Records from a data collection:
————————
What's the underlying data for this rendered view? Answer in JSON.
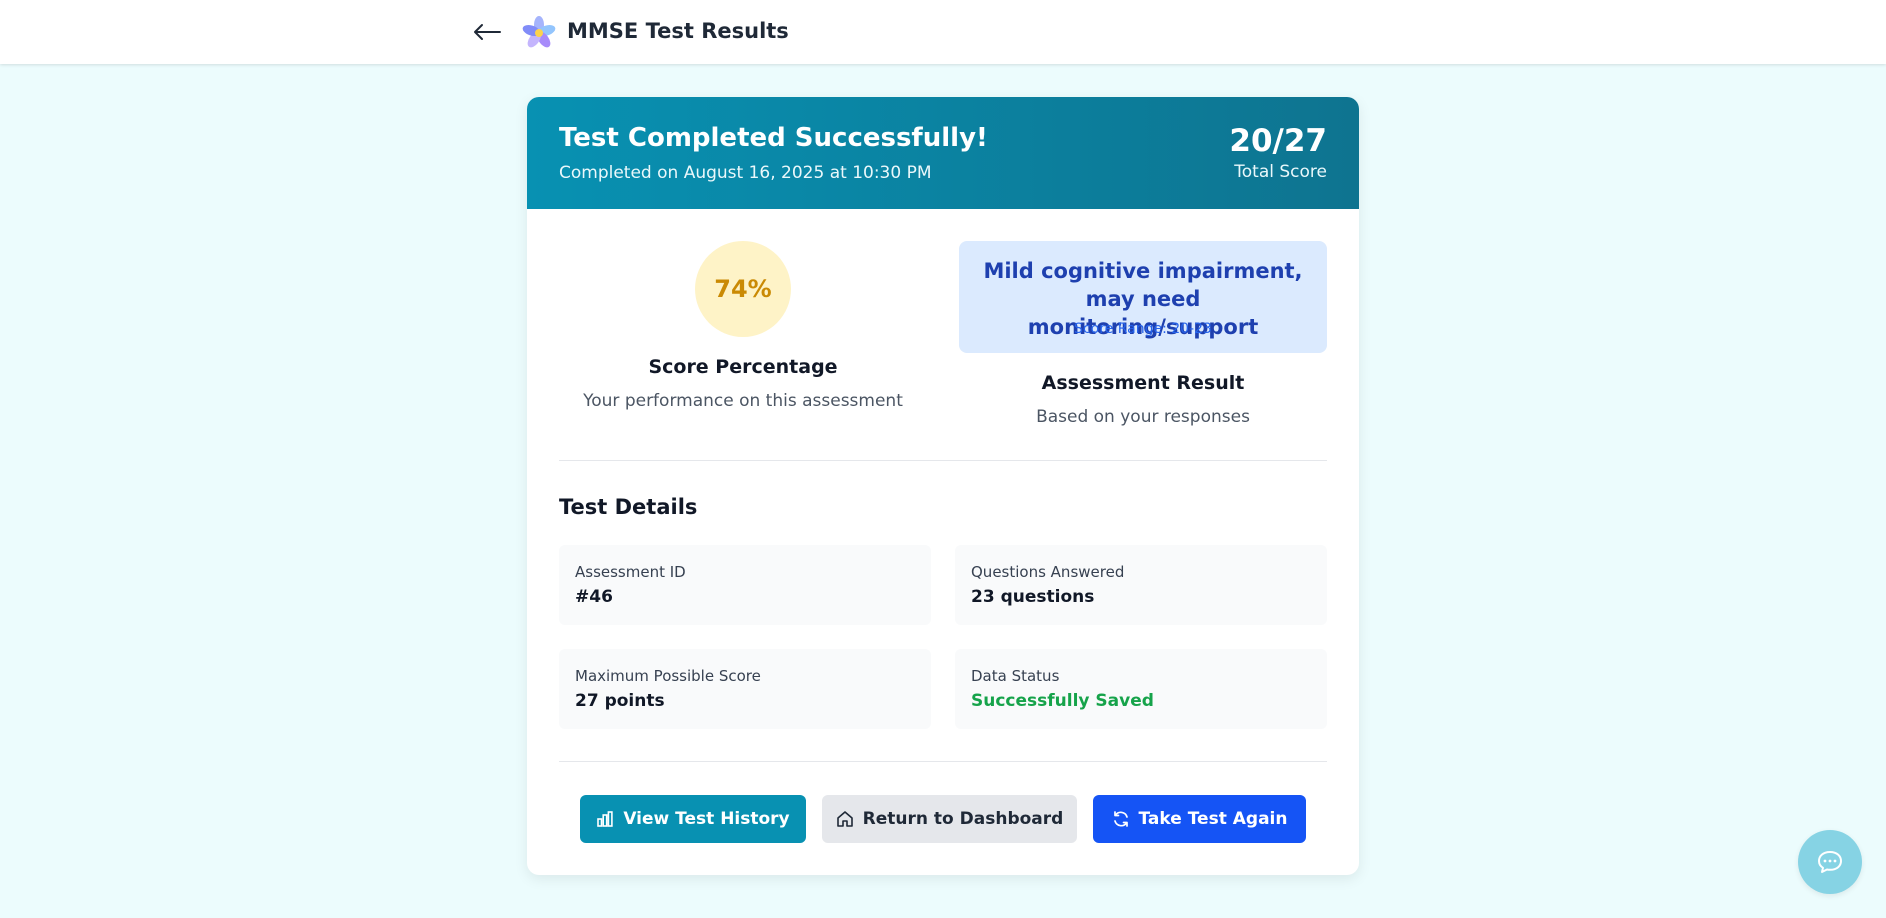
{
  "header": {
    "back_icon": "arrow-left-icon",
    "logo_icon": "flower-logo",
    "title": "MMSE Test Results"
  },
  "result_card": {
    "title": "Test Completed Successfully!",
    "completed_on": "Completed on August 16, 2025 at 10:30 PM",
    "score": "20/27",
    "score_label": "Total Score",
    "percentage": "74%",
    "percentage_title": "Score Percentage",
    "percentage_subtitle": "Your performance on this assessment",
    "assessment_text": "Mild cognitive impairment, may need monitoring/support",
    "score_range": "Score Range: 20-23",
    "assessment_title": "Assessment Result",
    "assessment_subtitle": "Based on your responses"
  },
  "details": {
    "title": "Test Details",
    "items": [
      {
        "label": "Assessment ID",
        "value": "#46"
      },
      {
        "label": "Questions Answered",
        "value": "23 questions"
      },
      {
        "label": "Maximum Possible Score",
        "value": "27 points"
      },
      {
        "label": "Data Status",
        "value": "Successfully Saved"
      }
    ]
  },
  "actions": {
    "history": "View Test History",
    "dashboard": "Return to Dashboard",
    "again": "Take Test Again"
  },
  "colors": {
    "page_bg": "#ecfcfd",
    "header_gradient_start": "#0891b2",
    "header_gradient_end": "#0e7490",
    "percentage_bg": "#fef3c7",
    "percentage_text": "#ca8a04",
    "assessment_bg": "#dbeafe",
    "assessment_text": "#1e40af",
    "success_green": "#16a34a",
    "primary_blue": "#1554f5"
  },
  "chat": {
    "icon": "chat-bubble-icon"
  }
}
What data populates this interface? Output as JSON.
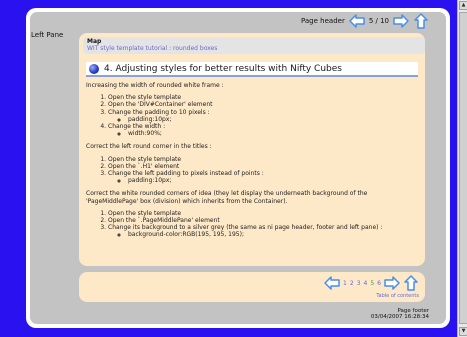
{
  "left_pane": {
    "label": "Left Pane"
  },
  "header": {
    "label": "Page header",
    "page_indicator": "5 / 10"
  },
  "map": {
    "title": "Map",
    "breadcrumb": "WIT style template tutorial : rounded boxes"
  },
  "section": {
    "title": "4. Adjusting styles for better results with Nifty Cubes"
  },
  "blocks": [
    {
      "intro": "Increasing the width of rounded white frame :",
      "items": [
        {
          "text": "Open the style template",
          "sub": []
        },
        {
          "text": "Open the 'DIV#Container' element",
          "sub": []
        },
        {
          "text": "Change the padding to 10 pixels :",
          "sub": [
            "padding:10px;"
          ]
        },
        {
          "text": "Change the width :",
          "sub": [
            "width:90%;"
          ]
        }
      ]
    },
    {
      "intro": "Correct the left round corner in the titles :",
      "items": [
        {
          "text": "Open the style template",
          "sub": []
        },
        {
          "text": "Open the `.H1' element",
          "sub": []
        },
        {
          "text": "Change the left padding to pixels instead of points :",
          "sub": [
            "padding:10px;"
          ]
        }
      ]
    },
    {
      "intro": "Correct the white rounded corners of idea (they let display the underneath background of the 'PageMiddlePage' box (division) which inherits from the Container).",
      "items": [
        {
          "text": "Open the style template",
          "sub": []
        },
        {
          "text": "Open the `.PageMiddlePane' element",
          "sub": []
        },
        {
          "text": "Change its background to a silver grey (the same as ni page header, footer and left pane) :",
          "sub": [
            "background-color:RGB(195, 195, 195);"
          ]
        }
      ]
    }
  ],
  "pagination": {
    "pages": [
      {
        "label": "1",
        "color": "#6a6ad0"
      },
      {
        "label": "2",
        "color": "#6a6ad0"
      },
      {
        "label": "3",
        "color": "#6a6ad0"
      },
      {
        "label": "4",
        "color": "#6a6ad0"
      },
      {
        "label": "5",
        "color": "#3aa83a"
      },
      {
        "label": "6",
        "color": "#6a6ad0"
      }
    ],
    "toc_label": "Table of contents"
  },
  "footer": {
    "label": "Page footer",
    "timestamp": "03/04/2007 16:28:34"
  },
  "colors": {
    "page_bg": "#2a12f0",
    "grey_pane": "#c3c3c3",
    "content_bg": "#fde8c8",
    "link": "#6a6ad0",
    "arrow": "#4a8ee8"
  }
}
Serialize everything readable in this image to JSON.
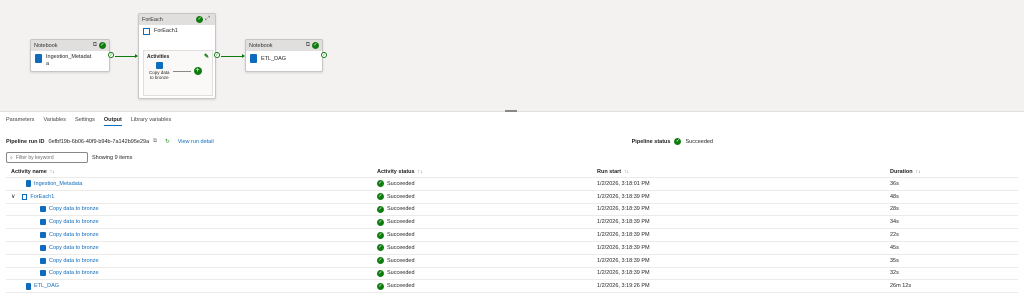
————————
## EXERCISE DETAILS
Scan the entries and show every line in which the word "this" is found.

## ANSWER
What's the underlying data for this rendered view? Answer in JSON.
    "percentage_subtitle": "Your performance on this assessment",
What data populates this interface? Output as JSON.
Serialize everything readable in this image to JSON.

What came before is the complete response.